HOW TO READ LITERATURE LIKE A PROFESSOR
How to Read Literature Like a Professor a gripping guidance throw the complex world of literature. As the subtitle of the book suggests, Foster writes 'a lively and entertaining guide to reading between lines'.
The whole books is divided in to 27 chapters, each one with an original title like 'Nice to Eat You: Acts of Vampires' or 'It's My Symbol and I'll Cry If I Want To'. Every chapter has its own topic, starting with the theme of a quest, followed by the meaning of meal in books or a relevance of weather. Importantly, Thomas Foster explains all 27 themes of the book not only in general; which could be confusing for some of his readers; but also on specific scenes from classic books written by big names such as Geoffrey Chaucer, Ernest Hemingway, Franz Kafka, D. H. Lawrence or Mary Shelley. Foster is able to talk about Henry James and, maybe surprisingly for someone, about Stephenie Meyer on the same page. He comes up with generic examples from everyday life as well as from Shakespeare's sonnets.
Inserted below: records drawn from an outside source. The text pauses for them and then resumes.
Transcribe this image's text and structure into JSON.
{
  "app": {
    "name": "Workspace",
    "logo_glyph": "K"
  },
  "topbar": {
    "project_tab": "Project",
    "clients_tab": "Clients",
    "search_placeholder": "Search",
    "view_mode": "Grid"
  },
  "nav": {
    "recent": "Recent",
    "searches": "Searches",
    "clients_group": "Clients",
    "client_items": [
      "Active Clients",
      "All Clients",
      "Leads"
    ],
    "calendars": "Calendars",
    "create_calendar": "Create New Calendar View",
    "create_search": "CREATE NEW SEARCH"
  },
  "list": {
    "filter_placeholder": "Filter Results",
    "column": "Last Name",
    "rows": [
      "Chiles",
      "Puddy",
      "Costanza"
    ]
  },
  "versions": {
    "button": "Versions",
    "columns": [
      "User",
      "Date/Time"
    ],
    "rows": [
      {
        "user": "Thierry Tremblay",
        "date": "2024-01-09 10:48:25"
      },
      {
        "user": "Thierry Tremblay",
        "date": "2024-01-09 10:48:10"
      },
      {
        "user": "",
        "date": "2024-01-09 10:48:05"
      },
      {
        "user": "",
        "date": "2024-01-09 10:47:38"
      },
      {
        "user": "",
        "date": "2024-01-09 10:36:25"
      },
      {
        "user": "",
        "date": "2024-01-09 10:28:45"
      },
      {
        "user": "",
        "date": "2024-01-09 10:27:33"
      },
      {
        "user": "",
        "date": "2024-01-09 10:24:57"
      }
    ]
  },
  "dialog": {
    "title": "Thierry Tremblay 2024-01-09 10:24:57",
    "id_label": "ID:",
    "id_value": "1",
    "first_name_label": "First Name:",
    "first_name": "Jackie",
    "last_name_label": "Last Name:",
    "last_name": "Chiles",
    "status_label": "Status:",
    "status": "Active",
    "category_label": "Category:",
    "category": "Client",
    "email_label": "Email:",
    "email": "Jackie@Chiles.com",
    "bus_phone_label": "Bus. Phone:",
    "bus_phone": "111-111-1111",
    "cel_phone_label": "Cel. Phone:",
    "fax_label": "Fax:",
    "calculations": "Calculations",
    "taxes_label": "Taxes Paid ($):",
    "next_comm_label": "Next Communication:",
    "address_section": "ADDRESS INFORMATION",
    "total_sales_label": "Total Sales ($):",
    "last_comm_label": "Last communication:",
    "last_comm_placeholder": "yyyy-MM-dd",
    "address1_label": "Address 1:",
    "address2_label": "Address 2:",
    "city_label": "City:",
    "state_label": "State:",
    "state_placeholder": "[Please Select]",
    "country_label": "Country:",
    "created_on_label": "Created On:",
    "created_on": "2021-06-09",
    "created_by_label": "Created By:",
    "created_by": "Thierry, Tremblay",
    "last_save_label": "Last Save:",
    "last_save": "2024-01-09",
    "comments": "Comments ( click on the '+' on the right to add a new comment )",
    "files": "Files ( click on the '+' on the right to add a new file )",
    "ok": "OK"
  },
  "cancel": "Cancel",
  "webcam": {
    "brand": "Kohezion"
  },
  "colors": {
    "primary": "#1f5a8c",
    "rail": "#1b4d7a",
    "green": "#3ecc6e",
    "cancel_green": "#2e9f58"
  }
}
Therefore, the book can serve as a studying tool to everyone, no matter his age or educational history. Foster playfully draws attention to essential themes, types of characters, symbols, geography and politics, elements which are part of every book. Furthermore, he vividly communicates with the reader by directly asking him questions like "But do you know what really kills her?" or "You say this time the hero gets bumped off?", which only increases the reader's engagement with the book.
Yet, this very communication with readers happens to be the shortcoming of the book. As for someone the author's interaction with the reader might be alluring, it can also easily put the other off. The wannabe jovial tone of the first-person narrator follows the reader through out the entire book and as it brings up a sense of connection between the writer and the reader, towards the end of the book it slowly becomes more and more irritating. However, it is worth of getting over this only one, slightly annoying flaw of the book as it has so much to offer.
How to Read Literature Like a Professor offers to its reader an easy-to-read guide to the meaning between the lines of every book. It is not groundbreaking insight in to the world of literature, but moreover it is not complicated or over-helming as most of theories books about literature are. Which is the reason why Thomas. C. Foster's book is worth of reading for every book lover.